This was a beautiful book. I literally read it in one sitting. I bought it a long time ago, but I finally decided to read it today. So, I pulled it out of my bookshelf this afternoon and started reading, and I just couldn't stop. The narrator's voice is a bit like Holden Caulfield, only more innocent, kind, caring, and naïve, and there is a raw, open quality to the story-telling that reminds me of "Go Ask Alice", only the story is lighter and less downward-spirally. Charlie's transformation from the shy loner into the sweet and accepted wallflower is simply a gorgeous journey that I loved experiencing with him.
Furthermore, the complex relationships between the characters in the novel are fascinating. I love the interpersonal dynamics between Charlie and Sam, Sam and Patrick, Patrick and Brad, Patrick and Charlie, Charlie and Mary Elizabeth, Mary Elizabeth and Sam.... Not to mention the familial relationships between Charlie and each member of his family, even the ones that don't play huge parts in the novel, such as his grandfather.
Finally, the shocking revelation behind Charlie's relationship with his Aunt Helen... well, that adds a whole different level to the story that takes it above and beyond a simple coming-of-age story.
It is definitely a story worth adding to my 'favorites' shelf.
This is a story of dysfunctional lives, dysfunctional families and coping with high school. Charlie is a gifted kid with issues and a good heart. He is an endearing character learning to be himself. He writes anonymous letters to an anonymous friend so the entire book is from that perspective. However, I read this because of recommendations to me and it is really not my cup of tea. Reading, for me, usually means an escape from the real world, not seeking out dysfunctional characters in fiction. I think there may be some lessons for teens but too much political correctness and too many issues for the sake of issues for my taste.
An outstanding and poignant novel.
Not at all what I had expected it was going to be. This is decidedly not a young adult novel, do not go into it thinking this way. There are very adult things happening in this book. If your teenager wants to read the book, you need to read this first and discuss it with them after.
This book is, at times, a heart wrenching novel. I found myself wanting to cry in several parts of the book.
It is true, this is a coming of age novel.

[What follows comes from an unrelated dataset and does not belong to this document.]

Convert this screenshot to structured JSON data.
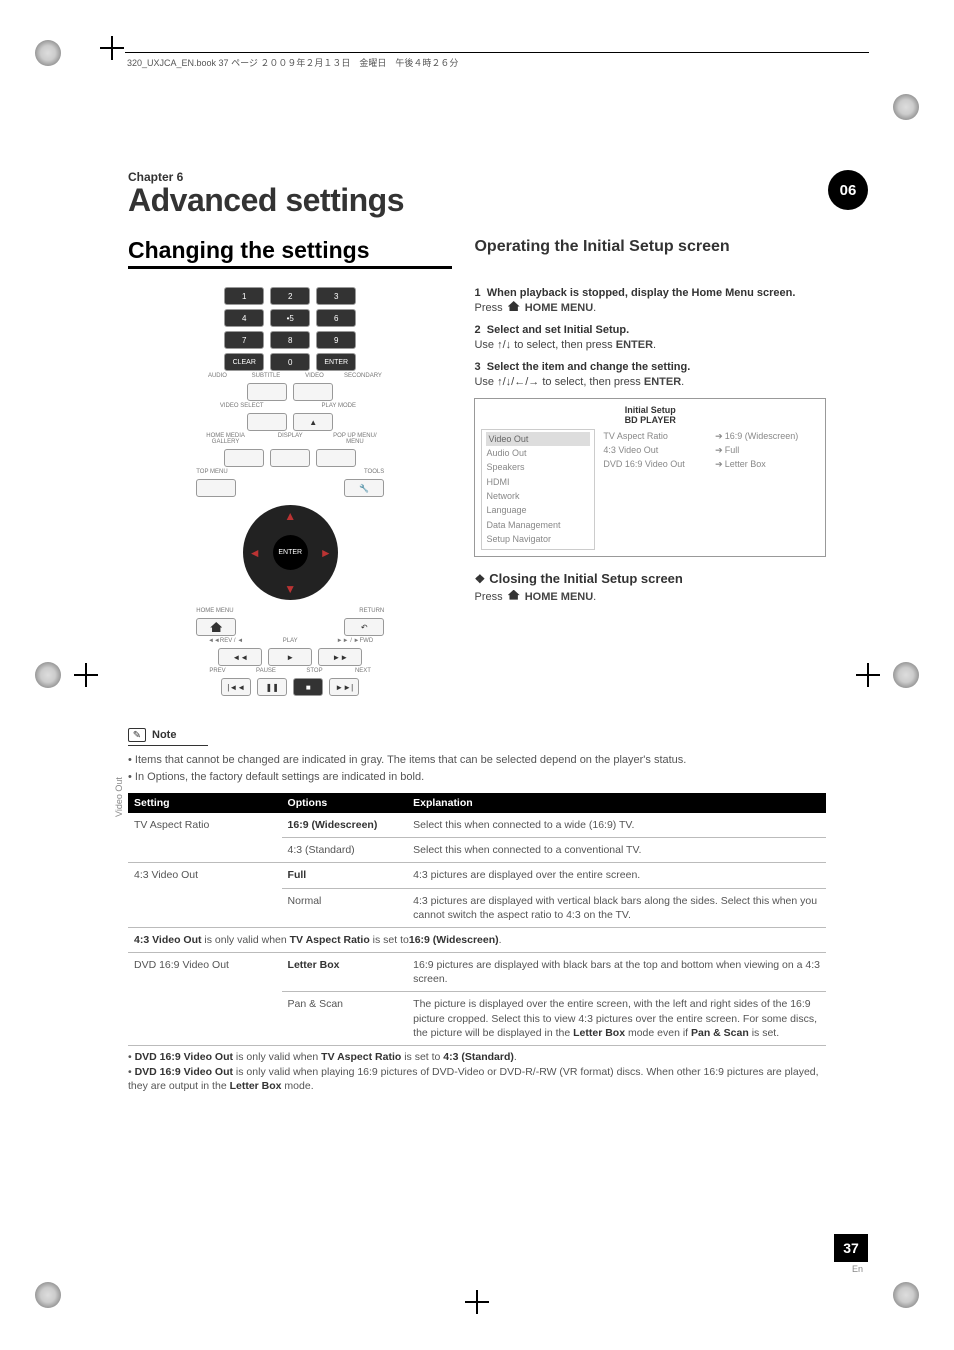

It will also open your eyes if you are a disillusioned non-participating parent.
Very interesting book of a teenage boy's struggles in dealing with life. Written as a series of letters. Worth reading.
The author describes a year in Charlie's life through letters that he writes to an unknown person. It's delightfully well done. Charlie is bright and articulate, a high school freshman with the emotions of his age and an understanding that reflects his age level. Like so many others, I did enjoy this read. However, as I lay the book aside, I asked myself how any one boy could experience all the events that are chronicled in the letters within a year.